Data under study:
======
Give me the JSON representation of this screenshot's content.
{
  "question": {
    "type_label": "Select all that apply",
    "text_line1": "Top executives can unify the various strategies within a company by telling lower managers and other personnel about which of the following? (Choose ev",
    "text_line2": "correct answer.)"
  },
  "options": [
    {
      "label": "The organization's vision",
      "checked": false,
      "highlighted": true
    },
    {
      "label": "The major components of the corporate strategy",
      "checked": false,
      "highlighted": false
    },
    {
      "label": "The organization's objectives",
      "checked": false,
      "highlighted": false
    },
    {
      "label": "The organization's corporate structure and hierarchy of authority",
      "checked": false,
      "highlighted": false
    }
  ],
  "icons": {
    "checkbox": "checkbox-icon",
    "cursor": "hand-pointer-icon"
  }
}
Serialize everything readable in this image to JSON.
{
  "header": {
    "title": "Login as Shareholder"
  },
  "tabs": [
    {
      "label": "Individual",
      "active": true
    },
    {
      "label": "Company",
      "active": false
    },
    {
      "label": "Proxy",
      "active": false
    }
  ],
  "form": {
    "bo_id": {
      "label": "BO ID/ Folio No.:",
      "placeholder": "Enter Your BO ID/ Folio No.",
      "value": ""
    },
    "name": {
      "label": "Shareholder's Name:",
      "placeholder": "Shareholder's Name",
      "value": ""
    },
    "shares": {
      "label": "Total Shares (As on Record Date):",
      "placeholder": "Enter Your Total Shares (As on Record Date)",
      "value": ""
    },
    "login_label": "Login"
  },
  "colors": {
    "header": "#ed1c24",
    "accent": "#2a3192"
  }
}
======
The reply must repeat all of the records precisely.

Expected answer:
Give me the JSON representation of this screenshot's content.
{
  "question": {
    "type_label": "Select all that apply",
    "text_line1": "Top executives can unify the various strategies within a company by telling lower managers and other personnel about which of the following? (Choose ev",
    "text_line2": "correct answer.)"
  },
  "options": [
    {
      "label": "The organization's vision",
      "checked": false,
      "highlighted": true
    },
    {
      "label": "The major components of the corporate strategy",
      "checked": false,
      "highlighted": false
    },
    {
      "label": "The organization's objectives",
      "checked": false,
      "highlighted": false
    },
    {
      "label": "The organization's corporate structure and hierarchy of authority",
      "checked": false,
      "highlighted": false
    }
  ],
  "icons": {
    "checkbox": "checkbox-icon",
    "cursor": "hand-pointer-icon"
  }
}
Serialize everything readable in this image to JSON.
{
  "header": {
    "title": "Login as Shareholder"
  },
  "tabs": [
    {
      "label": "Individual",
      "active": true
    },
    {
      "label": "Company",
      "active": false
    },
    {
      "label": "Proxy",
      "active": false
    }
  ],
  "form": {
    "bo_id": {
      "label": "BO ID/ Folio No.:",
      "placeholder": "Enter Your BO ID/ Folio No.",
      "value": ""
    },
    "name": {
      "label": "Shareholder's Name:",
      "placeholder": "Shareholder's Name",
      "value": ""
    },
    "shares": {
      "label": "Total Shares (As on Record Date):",
      "placeholder": "Enter Your Total Shares (As on Record Date)",
      "value": ""
    },
    "login_label": "Login"
  },
  "colors": {
    "header": "#ed1c24",
    "accent": "#2a3192"
  }
}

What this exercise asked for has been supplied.